"At the end of March the quarterly
Nationwide House Price Index indicated
that house prices in London had risen by
18.2% over a 12 month period, almost
double the UK average. Meanwhile, Land
Registry data indicates that price growth
hit double digit territory in 21 of the 32
London boroughs for which it produces
"In reality, London has been outperforming
the rest of the UK since the mid noughties.
According to the Nationwide, prices
are now more than double the UK level,
much higher than previous peaks in 1987
"This position has been exacerbated by the
fact that between 2001 and 2005, when the
country was playing catch up with London,

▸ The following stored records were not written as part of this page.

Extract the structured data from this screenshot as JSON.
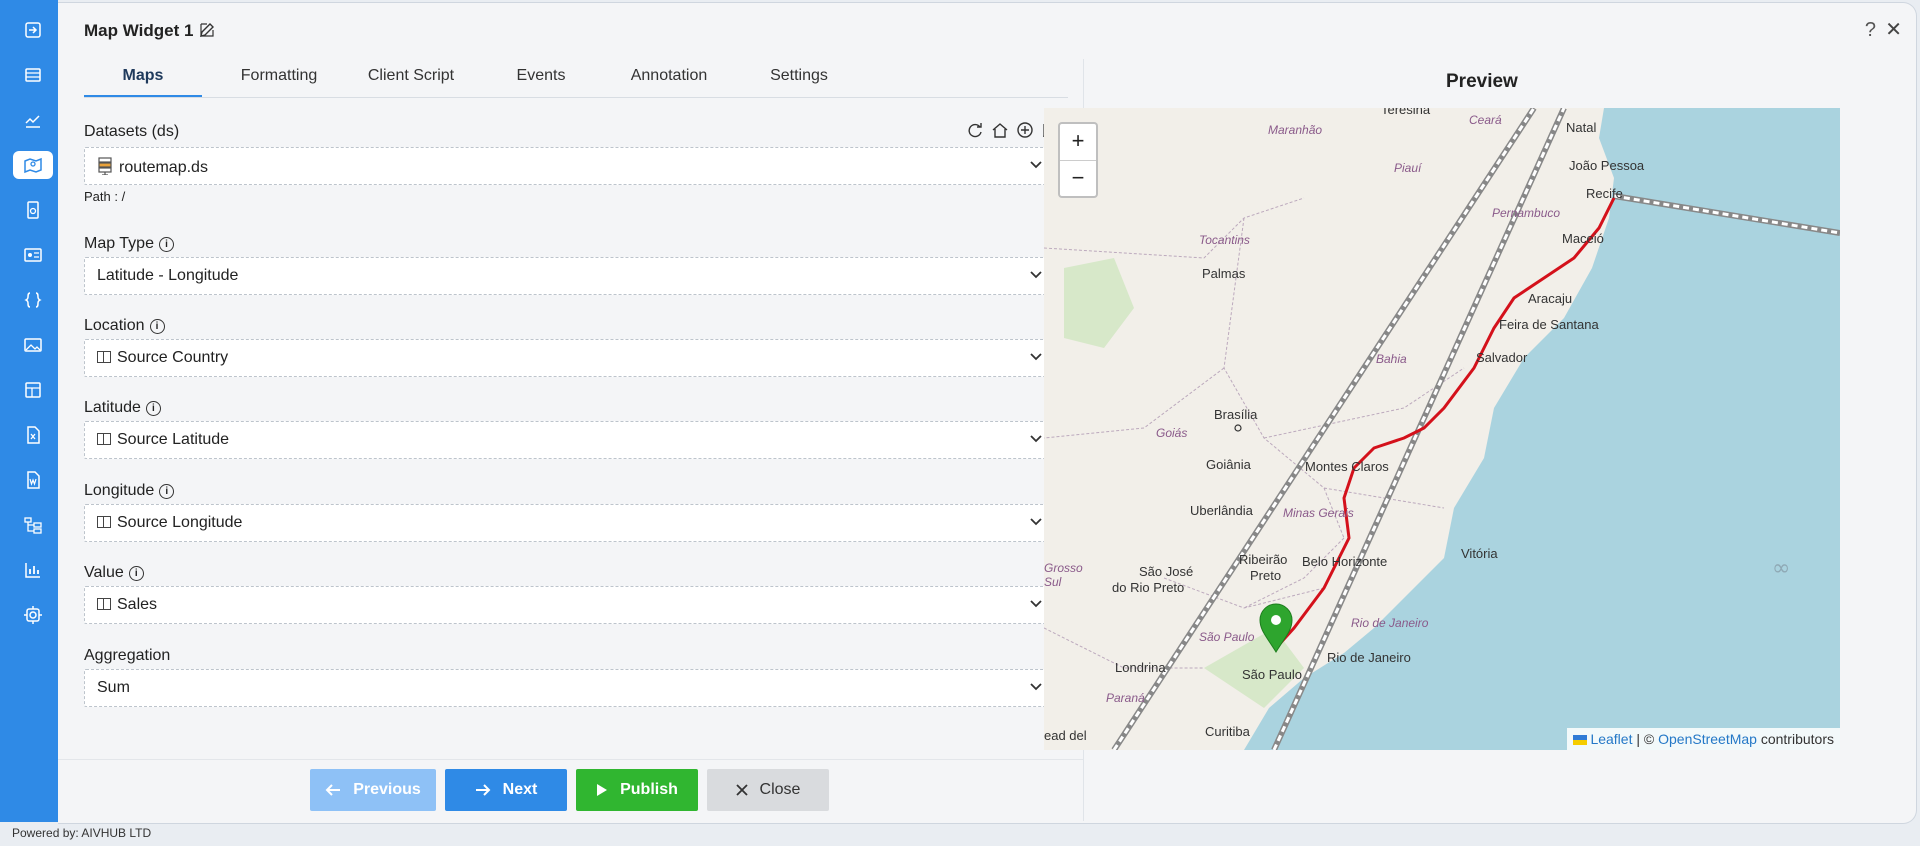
{
  "sidebar": {
    "icons": [
      "sign-in-icon",
      "table-icon",
      "line-chart-icon",
      "map-icon",
      "document-badge-icon",
      "contact-card-icon",
      "braces-icon",
      "image-icon",
      "layout-icon",
      "excel-file-icon",
      "word-file-icon",
      "tree-diagram-icon",
      "bar-chart-icon",
      "gear-icon"
    ],
    "active_index": 3
  },
  "dialog": {
    "title": "Map Widget 1",
    "help": "?",
    "close": "✕"
  },
  "tabs": [
    "Maps",
    "Formatting",
    "Client Script",
    "Events",
    "Annotation",
    "Settings"
  ],
  "fields": {
    "datasets_label": "Datasets (ds)",
    "datasets_value": "routemap.ds",
    "path": "Path : /",
    "map_type_label": "Map Type",
    "map_type_value": "Latitude - Longitude",
    "location_label": "Location",
    "location_value": "Source Country",
    "latitude_label": "Latitude",
    "latitude_value": "Source Latitude",
    "longitude_label": "Longitude",
    "longitude_value": "Source Longitude",
    "value_label": "Value",
    "value_value": "Sales",
    "aggregation_label": "Aggregation",
    "aggregation_value": "Sum"
  },
  "buttons": {
    "previous": "Previous",
    "next": "Next",
    "publish": "Publish",
    "close": "Close"
  },
  "preview": {
    "title": "Preview",
    "zoom_in": "+",
    "zoom_out": "−",
    "attrib_leaflet": "Leaflet",
    "attrib_sep": " | © ",
    "attrib_osm": "OpenStreetMap",
    "attrib_tail": " contributors",
    "labels": {
      "teresina": "Teresina",
      "ceara": "Ceará",
      "natal": "Natal",
      "maranhao": "Maranhão",
      "joao_pessoa": "João Pessoa",
      "piaui": "Piauí",
      "recife": "Recife",
      "pernambuco": "Pernambuco",
      "maceio": "Maceió",
      "tocantins": "Tocantins",
      "palmas": "Palmas",
      "aracaju": "Aracaju",
      "feira": "Feira de Santana",
      "bahia": "Bahia",
      "salvador": "Salvador",
      "brasilia": "Brasília",
      "goias": "Goiás",
      "goiania": "Goiânia",
      "montes_claros": "Montes Claros",
      "uberlandia": "Uberlândia",
      "minas": "Minas Gerais",
      "sao_jose": "São José",
      "rio_preto": "do Rio Preto",
      "ribeirao": "Ribeirão",
      "preto": "Preto",
      "bh": "Belo Horizonte",
      "vitoria": "Vitória",
      "grosso": "Grosso",
      "sul": "Sul",
      "sao_paulo_state": "São Paulo",
      "rj_state": "Rio de Janeiro",
      "londrina": "Londrina",
      "sao_paulo": "São Paulo",
      "rio": "Rio de Janeiro",
      "parana": "Paraná",
      "curitiba": "Curitiba",
      "cut": "ead del"
    }
  },
  "footer": "Powered by: AIVHUB LTD",
  "colors": {
    "brand": "#2f8ae6",
    "publish": "#30b630",
    "route": "#d4111b",
    "marker": "#2ea52e"
  }
}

prices in the capital were still rising strongly. As a result, the balance between London
and the UK was never fully restored.
"Overall that means London is theoretically
left with less capacity for house price growth
than other markets in the medium term and
should slow significantly at the back end
of the next five year period. However, this
position is complicated by the distribution of
price growth across London since mid 2005.
"Land Registry figures tell us that prices in
Kensington and Chelsea are 134% above
their 2005 level, while those in Barking and
Dagenham have increased by just over
10%. Between these extremes there is still
a significant gap between, say, Wandsworth
(+80%) and Greenwich (+23%).
"This reflects the different drivers and
constraints in equity rich and mortgage
dependent markets. It also means that there
remains some capacity for further price
growth in some parts of London even if the
current extraordinary rates of price growth
are not sustainable."
This article is extracted by the Savills Residentail Property Quarterly Review. Read the Review in full by clicking here.
May 23, 2014